WORK ITEM » Look through the entries below. Report each line that has the word "Free" in it.

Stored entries
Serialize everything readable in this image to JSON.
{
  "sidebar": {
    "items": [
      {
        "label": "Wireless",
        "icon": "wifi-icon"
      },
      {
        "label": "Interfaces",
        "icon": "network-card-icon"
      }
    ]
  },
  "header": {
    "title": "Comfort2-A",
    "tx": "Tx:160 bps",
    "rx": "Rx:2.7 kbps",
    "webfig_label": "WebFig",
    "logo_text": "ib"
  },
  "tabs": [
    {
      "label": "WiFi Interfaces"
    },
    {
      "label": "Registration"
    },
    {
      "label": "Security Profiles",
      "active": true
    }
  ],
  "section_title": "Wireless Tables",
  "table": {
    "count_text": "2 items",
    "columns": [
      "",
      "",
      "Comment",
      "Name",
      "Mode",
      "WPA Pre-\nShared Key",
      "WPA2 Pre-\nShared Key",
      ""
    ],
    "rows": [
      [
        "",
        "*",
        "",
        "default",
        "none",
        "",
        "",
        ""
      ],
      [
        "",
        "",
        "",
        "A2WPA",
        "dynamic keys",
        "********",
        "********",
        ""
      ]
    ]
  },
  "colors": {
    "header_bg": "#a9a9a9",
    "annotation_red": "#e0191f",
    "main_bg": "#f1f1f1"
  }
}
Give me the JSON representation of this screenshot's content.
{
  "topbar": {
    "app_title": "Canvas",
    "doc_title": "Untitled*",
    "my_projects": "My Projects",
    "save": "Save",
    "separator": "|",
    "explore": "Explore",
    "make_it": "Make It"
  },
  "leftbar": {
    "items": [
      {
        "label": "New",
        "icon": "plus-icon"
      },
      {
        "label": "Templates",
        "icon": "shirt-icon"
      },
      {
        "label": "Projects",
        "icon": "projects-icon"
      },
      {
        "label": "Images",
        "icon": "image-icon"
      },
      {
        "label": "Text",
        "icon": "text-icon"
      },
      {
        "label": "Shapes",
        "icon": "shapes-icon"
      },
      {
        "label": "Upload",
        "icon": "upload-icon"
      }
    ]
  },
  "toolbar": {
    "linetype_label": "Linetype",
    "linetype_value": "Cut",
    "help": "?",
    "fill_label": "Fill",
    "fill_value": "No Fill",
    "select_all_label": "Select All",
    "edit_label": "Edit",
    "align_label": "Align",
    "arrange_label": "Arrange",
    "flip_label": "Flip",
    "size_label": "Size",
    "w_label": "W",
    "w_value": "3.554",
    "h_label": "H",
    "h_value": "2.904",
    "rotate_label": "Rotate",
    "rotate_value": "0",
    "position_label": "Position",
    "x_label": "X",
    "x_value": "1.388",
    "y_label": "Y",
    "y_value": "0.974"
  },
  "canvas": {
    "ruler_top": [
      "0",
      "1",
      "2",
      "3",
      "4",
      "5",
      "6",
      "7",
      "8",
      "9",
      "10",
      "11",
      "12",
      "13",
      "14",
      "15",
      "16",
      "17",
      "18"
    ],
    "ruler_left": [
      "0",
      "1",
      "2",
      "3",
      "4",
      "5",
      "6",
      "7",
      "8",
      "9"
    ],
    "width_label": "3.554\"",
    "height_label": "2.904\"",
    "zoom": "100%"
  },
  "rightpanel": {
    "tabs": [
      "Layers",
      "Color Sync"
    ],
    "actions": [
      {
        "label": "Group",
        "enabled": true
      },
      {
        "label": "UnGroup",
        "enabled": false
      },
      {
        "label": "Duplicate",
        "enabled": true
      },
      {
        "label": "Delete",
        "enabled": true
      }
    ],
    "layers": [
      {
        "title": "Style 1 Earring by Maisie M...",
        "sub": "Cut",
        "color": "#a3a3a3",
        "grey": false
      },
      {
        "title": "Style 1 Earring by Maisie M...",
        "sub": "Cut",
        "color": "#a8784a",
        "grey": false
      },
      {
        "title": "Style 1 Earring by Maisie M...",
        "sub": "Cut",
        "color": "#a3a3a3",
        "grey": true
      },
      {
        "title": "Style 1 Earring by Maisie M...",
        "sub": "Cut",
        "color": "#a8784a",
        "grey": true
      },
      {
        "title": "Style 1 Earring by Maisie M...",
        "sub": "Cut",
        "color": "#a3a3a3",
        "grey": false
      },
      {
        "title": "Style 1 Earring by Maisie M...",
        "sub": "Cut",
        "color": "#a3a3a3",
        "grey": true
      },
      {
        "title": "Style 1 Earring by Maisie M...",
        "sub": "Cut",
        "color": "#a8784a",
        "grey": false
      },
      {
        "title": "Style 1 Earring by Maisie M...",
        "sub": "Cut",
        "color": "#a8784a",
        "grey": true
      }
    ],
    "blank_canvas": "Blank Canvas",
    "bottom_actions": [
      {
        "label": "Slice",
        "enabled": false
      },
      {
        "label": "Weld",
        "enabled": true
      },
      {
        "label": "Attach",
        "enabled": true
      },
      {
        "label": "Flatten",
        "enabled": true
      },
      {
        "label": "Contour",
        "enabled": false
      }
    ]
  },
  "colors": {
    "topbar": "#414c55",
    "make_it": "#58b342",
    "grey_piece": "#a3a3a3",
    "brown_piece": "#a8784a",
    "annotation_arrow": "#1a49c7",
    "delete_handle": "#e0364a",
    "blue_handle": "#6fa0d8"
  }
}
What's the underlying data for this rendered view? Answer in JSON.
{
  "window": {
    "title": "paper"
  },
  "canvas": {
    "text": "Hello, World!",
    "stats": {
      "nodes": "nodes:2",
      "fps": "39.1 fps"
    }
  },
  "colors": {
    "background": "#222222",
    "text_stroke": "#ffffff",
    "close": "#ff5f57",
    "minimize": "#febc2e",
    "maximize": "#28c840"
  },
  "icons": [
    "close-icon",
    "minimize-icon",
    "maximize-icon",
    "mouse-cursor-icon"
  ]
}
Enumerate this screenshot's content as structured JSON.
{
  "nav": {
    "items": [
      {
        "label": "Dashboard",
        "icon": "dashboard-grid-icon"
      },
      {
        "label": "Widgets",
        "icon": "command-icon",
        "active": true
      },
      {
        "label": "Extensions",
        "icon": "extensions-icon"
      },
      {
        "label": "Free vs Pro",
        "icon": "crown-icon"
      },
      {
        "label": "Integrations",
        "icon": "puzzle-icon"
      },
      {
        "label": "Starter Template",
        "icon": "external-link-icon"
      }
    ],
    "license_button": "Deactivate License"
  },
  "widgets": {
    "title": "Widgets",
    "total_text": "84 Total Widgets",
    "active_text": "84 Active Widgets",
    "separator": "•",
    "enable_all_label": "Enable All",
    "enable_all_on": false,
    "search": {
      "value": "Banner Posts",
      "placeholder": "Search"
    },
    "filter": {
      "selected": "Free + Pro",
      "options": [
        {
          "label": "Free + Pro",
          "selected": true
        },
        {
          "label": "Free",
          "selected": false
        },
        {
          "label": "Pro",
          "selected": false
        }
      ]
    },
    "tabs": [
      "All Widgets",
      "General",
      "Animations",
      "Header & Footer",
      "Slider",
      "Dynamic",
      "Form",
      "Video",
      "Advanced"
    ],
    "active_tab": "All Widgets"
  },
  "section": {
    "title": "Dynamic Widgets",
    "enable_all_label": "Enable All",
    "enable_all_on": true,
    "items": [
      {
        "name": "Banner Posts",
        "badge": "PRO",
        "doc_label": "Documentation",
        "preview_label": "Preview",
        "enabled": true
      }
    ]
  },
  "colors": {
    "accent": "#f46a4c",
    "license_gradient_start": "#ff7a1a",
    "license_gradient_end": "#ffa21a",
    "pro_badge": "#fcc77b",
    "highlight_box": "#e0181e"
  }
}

SOLVED PROBLEM »
        "label": "Free vs Pro",
      "selected": "Free + Pro",
          "label": "Free + Pro",
          "label": "Free",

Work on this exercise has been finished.